However, many of these defense lawyers are relegated to coaching instead of participating. This is because some of these defendants have chosen to forgo defense lawyers and proceed pro se – represent themselves – in court.
Pro-accused occupy a sacred place in our Constitution. In 1961, Clarence Earl Gideon was charged with breaking into a pool hall and stealing $ 5 in change and a few bottles of beer and soda. He was refused a court-appointed lawyer because at the time the state did not have to provide it, and he was sentenced. In 1962, he submitted a handwritten pro se motion to the United States Supreme Court. The court ruled that the 14th Amendment required “the assistance of a lawyer is a fundamental right essential to a fair trial”. This became the famous case of Gideon v. Wainwright and the basis of the film “Gideon’s Trumpet”.

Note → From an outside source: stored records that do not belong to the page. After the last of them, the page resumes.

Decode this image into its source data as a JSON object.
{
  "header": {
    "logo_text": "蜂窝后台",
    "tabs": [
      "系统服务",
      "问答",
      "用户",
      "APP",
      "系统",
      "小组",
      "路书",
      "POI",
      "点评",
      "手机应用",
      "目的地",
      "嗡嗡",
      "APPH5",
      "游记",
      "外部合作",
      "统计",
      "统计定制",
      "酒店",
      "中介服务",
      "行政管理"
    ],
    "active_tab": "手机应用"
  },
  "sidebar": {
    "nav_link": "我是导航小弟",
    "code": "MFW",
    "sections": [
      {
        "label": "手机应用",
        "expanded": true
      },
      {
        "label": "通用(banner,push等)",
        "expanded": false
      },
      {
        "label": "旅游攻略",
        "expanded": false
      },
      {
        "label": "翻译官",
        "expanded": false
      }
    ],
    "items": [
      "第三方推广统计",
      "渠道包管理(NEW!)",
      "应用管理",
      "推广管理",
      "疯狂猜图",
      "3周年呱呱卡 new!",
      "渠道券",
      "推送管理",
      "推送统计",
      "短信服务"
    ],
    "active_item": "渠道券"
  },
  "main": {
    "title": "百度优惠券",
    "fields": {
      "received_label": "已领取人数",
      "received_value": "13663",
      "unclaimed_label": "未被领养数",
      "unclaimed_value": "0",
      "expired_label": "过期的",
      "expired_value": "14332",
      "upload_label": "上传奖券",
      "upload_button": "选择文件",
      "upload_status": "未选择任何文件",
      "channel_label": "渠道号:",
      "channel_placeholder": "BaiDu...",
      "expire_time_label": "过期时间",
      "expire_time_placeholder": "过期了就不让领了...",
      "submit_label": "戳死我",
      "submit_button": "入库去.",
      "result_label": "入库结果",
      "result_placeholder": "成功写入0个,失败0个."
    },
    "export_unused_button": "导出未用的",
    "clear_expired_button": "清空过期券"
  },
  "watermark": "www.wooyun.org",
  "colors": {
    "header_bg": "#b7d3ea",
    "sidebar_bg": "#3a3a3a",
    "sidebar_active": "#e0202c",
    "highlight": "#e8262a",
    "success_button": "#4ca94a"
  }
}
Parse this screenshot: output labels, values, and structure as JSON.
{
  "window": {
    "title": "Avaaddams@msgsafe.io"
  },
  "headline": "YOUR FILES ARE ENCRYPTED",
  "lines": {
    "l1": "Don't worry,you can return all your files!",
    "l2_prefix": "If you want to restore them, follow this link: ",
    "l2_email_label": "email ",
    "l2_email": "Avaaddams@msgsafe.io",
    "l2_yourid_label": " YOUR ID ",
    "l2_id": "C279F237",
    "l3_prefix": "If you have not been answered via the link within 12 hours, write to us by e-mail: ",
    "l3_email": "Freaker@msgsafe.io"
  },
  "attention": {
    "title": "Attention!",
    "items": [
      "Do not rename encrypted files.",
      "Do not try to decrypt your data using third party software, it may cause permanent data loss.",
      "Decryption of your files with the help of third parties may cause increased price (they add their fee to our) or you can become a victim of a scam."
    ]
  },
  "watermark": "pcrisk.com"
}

Judges will publicly declare that defendants have a fundamental right to prosecute in a criminal case. But in private, if these judges are honest, they’ll likely say the pro defendants have turned out to be an absolute disaster of circus proportions. A judge will warn a defendant about this, and then, if the defendant persists, at least try to appoint a lawyer to advise the defendant. Being appointed to an unreasonable client can be a nightmare for a lawyer. But, when only advising, the lawyer is instead paid to be a frontline spectator of the chaos.
Fellows is a perfect example. Although the judge warned him at the start of the hearing that anything he might say could harm his case, he still continued to incriminate himself. If a prosecutor wishes to prosecute the crimes Fellows raised at their hearing, the whole investigation could be to order the court reporter for the transcript, perhaps accompanied by a thank you to Fellows himself. Even he admitted “it was a stupid decision” to proceed pro se.
Brian Mock is another. He is accused of pushing two police officers to the ground during the riot. Mock reportedly wrote on Facebook about his attempt to overthrow the US government. While Mock’s target audience are not federal prosecutors, they ultimately enjoyed the post, along with countless posts from other defendants on Capitol Hill.
As is often the case with pro defendants, Mock initially claimed that his public defender was not representing him properly. He told the court that he wanted to represent himself; he had a plan to prove misconduct and the FBI plot in his defense. While his conversations with his public defender are privileged, it’s a safe bet that the appointed lawyer refused to be part of this defense – leaving Mock to himself if he wanted to make his point.
Pauline Bauer is another classic pro accused. She is accused of simply being part of the crowd on Capitol Hill, of not committing violence. Yet she has been in custody because she refused to comply with the conditions of the interim release – rejecting the judge’s request to check in with her conditioner once a week. She filed an absurd 114-page “motion” kept on the electronic case filing system for eternity.
Prosecutors get a little nervous about pro defendants, primarily because the irregularities they cause can create issues that can be appealed. An appeals court could then overturn a conviction because the chaos at the trial violated certain rights of the accused.
As for the accused pro themselves, is it Clarence Gideon? Do they follow in the footsteps of the darling pro accused who single-handedly extended the scope of the 14th Amendment to all accused who followed it? Probably not. In theory, they have the potential to change the legal system forever, but they are more likely to simply mess up the system while preventing the most likely outcome: a conviction.